Tuesday, December 18, 2007

Teaching Adapted Physical Education for Autistic Children

Adapted Physical Education (APE) addresses the special needs of children with Autism and Autistic Spectrum Disorders in a classroom. These classes use methods that facilitate learning for Autistic children and use common repetitive behaviors (hand flapping, spinning, and bouncing) by incorporating them into the classroom.

A successful Adapted Physical Education class requires many vital parts.


First, the program needs an initial evaluation that asks targeted questions. These questions should lead to a better understanding of the autistic student’s unique needs.

Some typical questions:

Does your child display any repetitive behavior? – Autistic children may display rocking, hand flapping, spinning, or scripting.

Is your child tactile sensitive? – Some autistic children abhorred being touched and can cause a meltdown.

Does your child experience seizures? Does your child take any Medication? Autistic children are prone to seizures and medication can effect their reactions and emotions.

Visual Rules and Instructions

By nature, autistic children are visual learners. Visual rules and instructions develop clear and concrete expectations. Favor the use of visual instructions and limit verbal instructions to quick statements phrased in short sentences.

Some ideas for implementing visual rules and instructions

1. Post the classroom rules – Create a few classroom rules and clearly display them in the classroom.

2. Assign each student to a place – Assign a place in the room for each student to stand and mark it with a visible spot. Use this spot as the student’s home base for all activities.

3. Create visual class schedules and class formats – Autistic children need consistency. Schedules and class formats helps to provide this consistency and reduce surprises.

4. Use flash cards – Flash cards are great visual tools for Autistic Children to follow. They will relate the activity with the flash card very quickly.

5. Demonstrate proper performance – Demonstrate the proper performance of a technique. You can use a follow the leader style of teaching, which works great for visual learners.

Providing simple visual instructions will aid in a smooth running class.

Additional Tips for an Adapt Physical Education Program

* Use sameness in structure – this means performing things consistently in the same manner. For example, you perform the warm-up with exactly the same exercises and the same number of repetitions in every class.

* Remove extra distractions from the classroom that will overload the student’s senses.

* Create predictable transitions from one activity to another.

* Choose safe activities because autistic children may be insensitive to danger.

* Be conscious of the length of time for each activities since many children, due to limited attention span, will need frequent changes.

* Incorporate repetitive behaviors into a class – in martial arts classes for autistic children, we add the hand flapping in the warm-up, bouncing in guard stance, and spinning kicks.

Physical education programs are terrific outlet for autistic children to vent energy and redirect behaviors into a more positive direction.
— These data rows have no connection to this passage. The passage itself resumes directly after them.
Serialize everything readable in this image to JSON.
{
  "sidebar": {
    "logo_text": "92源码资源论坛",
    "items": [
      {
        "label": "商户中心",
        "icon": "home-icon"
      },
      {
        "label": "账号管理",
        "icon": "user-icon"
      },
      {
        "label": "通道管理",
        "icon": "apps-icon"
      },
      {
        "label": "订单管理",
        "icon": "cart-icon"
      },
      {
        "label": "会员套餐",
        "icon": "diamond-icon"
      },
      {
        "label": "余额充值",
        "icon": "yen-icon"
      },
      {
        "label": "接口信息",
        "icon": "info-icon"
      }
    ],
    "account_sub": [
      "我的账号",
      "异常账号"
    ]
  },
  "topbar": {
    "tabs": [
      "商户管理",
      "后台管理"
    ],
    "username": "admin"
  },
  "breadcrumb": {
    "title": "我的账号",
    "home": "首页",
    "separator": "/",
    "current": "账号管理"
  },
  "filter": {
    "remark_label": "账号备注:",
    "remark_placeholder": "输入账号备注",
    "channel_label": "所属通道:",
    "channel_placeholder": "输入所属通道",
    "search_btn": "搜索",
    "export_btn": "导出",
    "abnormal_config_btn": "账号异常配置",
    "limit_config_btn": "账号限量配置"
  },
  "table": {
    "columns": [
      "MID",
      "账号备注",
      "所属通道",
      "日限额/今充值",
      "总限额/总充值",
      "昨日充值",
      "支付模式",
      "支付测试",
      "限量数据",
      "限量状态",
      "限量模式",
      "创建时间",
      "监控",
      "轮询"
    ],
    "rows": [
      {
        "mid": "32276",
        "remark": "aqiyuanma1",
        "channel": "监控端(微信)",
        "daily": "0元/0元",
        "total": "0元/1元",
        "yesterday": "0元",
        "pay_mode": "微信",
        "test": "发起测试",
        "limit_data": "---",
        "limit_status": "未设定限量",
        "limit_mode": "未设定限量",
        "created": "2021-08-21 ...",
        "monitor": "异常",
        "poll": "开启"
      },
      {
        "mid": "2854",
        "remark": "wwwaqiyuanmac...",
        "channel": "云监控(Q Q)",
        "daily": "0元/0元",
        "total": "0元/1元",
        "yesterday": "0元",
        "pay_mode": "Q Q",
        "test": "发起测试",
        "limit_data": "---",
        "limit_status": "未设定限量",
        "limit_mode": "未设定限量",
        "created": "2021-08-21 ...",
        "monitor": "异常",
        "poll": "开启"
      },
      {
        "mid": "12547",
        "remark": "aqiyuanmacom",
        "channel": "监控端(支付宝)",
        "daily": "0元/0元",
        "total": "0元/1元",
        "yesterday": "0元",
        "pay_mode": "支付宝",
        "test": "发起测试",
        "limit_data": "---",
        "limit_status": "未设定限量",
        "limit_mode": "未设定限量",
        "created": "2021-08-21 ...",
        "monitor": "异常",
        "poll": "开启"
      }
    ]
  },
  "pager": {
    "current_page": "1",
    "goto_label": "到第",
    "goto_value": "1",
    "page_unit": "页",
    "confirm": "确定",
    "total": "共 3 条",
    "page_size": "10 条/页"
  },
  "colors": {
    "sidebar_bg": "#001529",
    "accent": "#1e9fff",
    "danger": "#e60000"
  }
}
As our knowledge grows on the subject of teaching autistic children, better teaching methods will continue to develop for autistic children. Adapted physical education fills an important gap in the education of these special children.

Monday, December 3, 2007

Podcast with Christopher Grosso with Pearl S. Buck International

Our Black Belt candidates as part of their test for black belt are required to perform a community service project. Their project is to raise funds for Pearl S. Buck International so that we, as a school, can sponsor a Asian child in need. The great part is that you get to communicate with the child by writing letters. I think the cultural exchange is a super form of education for our students.

I talked to Christopher Grosso on the phone yesterday and recorded it for podcast. Christopher is one of my new living heroes and like Pam Dorr in Alabama, he is the bullhorn for this awesome cause.

Click the recording below to listen in on our conversation.

If you are interested in your school joining the Pearl S. Buck cause, please contact Christopher Grosso by e-mail, call him at 215.249.0100 x161, visit their website at

Click Here to help our Black Belt Candidates and donate to a great cause